Object a Week is a revolving showcase of the MFA’s textile collections. A featured object may be indicative of the author’s study focus at a given moment in time and/or related to topics of research, activity, or recent acquisitions in the Museum’s Textile and Fashion Arts department

Child’s dress (boy’s or girl’s dress, American, about 1895)

Child’s dress (boy’s or girl’s dress), American, about 1825. Printed cotton plain weave, embroidered with cotton; mother of pearl buttons. Gift of Miss Frances Fowler and Professor Harold North Fowler (51.1978). Photograph © Museum of Fine Arts, Boston.

The pink child’s dress shown above was among a larger selection of children’s clothing brought out of storage by Assistant Curator Jennifer Swope, who recently hosted a study visit by Carey Hanson, a costume designer hailing from Oxford, Mississippi. The dress, in pristine condition, is an exquisite example of children’s fashion from the first quarter of the 19th century. I learned with great interest that during this time, dresses were worn by both male and female children. Bifurcated garments such as breeches were reserved for men and older boys; whereas female children and younger boys were dressed in skirted garments, blurring distinctions between gender.

Carey Hanson, a costume designer and university professor, takes careful measurements of a 19th century child’s dress in the MFA’s collection. Hanson’s goal is to achieve historic accuracy in her constructions.
Hanson pauses after shooting images to supplement her measurements and drawings. The David & Roberta Logie Textile and Fashion Arts department is available as a study center for specialists interested in textiles and dress.

 

 

 

 

 

 

 

 

Hanson, who heads the Design and Production program at University of Mississippi, came to the MFA to view a selection of 18th and 19th century children’s clothing over a period of three days—her first stop as part of a whirlwind tour of several New England-based collections. Hanson’s goal is to construct forms with faithful attention to historic accuracy. Her first-hand experience as a visiting researcher at the MFA is emblematic of how the department of Textile and Fashion Arts puts collections into action:

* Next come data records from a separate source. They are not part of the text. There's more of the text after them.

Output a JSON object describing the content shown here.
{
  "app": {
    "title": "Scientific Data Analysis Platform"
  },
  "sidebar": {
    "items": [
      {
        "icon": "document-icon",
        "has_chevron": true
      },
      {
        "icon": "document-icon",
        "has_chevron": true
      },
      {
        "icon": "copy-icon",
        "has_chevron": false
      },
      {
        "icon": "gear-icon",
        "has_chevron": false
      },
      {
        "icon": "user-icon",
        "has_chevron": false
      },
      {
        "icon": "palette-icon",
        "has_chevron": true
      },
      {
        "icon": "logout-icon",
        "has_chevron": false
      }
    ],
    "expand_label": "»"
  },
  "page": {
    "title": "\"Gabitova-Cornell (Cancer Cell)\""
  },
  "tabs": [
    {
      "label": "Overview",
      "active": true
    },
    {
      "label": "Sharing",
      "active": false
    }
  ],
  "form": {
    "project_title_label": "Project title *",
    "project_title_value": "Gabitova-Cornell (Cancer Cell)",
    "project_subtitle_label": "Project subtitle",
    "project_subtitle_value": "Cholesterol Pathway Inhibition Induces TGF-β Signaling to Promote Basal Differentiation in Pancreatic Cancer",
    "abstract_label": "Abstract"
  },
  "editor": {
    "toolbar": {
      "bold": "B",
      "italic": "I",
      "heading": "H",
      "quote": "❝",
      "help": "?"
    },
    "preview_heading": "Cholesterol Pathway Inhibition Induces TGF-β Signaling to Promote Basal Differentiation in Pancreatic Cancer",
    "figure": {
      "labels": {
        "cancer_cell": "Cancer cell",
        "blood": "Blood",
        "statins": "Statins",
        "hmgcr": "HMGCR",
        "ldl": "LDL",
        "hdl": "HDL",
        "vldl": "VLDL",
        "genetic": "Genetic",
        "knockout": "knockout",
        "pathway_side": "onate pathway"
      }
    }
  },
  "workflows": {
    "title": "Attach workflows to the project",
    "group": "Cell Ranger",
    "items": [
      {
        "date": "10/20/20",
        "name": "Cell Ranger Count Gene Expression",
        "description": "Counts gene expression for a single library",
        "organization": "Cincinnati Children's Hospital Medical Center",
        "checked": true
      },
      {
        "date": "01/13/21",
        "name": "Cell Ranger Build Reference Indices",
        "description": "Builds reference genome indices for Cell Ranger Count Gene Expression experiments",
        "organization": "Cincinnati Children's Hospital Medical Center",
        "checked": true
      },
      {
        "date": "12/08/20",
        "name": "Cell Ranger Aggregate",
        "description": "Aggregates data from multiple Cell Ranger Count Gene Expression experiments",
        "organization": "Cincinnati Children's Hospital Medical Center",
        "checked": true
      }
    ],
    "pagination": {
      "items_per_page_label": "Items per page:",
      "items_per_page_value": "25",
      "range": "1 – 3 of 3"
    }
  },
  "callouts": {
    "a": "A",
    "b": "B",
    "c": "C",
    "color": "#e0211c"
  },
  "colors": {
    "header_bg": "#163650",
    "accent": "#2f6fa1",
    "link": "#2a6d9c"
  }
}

Being able to study such lovely historic garments in the collection was truly inspiring for my work as a costume designer and as a costume history professor. In the busy world of designing and producing costumes for theatrical events it is such an extraordinary experience to have the opportunity to examine beautifully crafted period clothing that has been so wonderfully conserved.”

Click for description and collection data on mfa.org


Object a Week is a revolving showcase of MFA textile collections. A featured object may be indicative of the author’s study focus at a given moment in time and/or related to topics of research, activity, or recent acquisitions in the Museum’s Textile and Fashion Arts department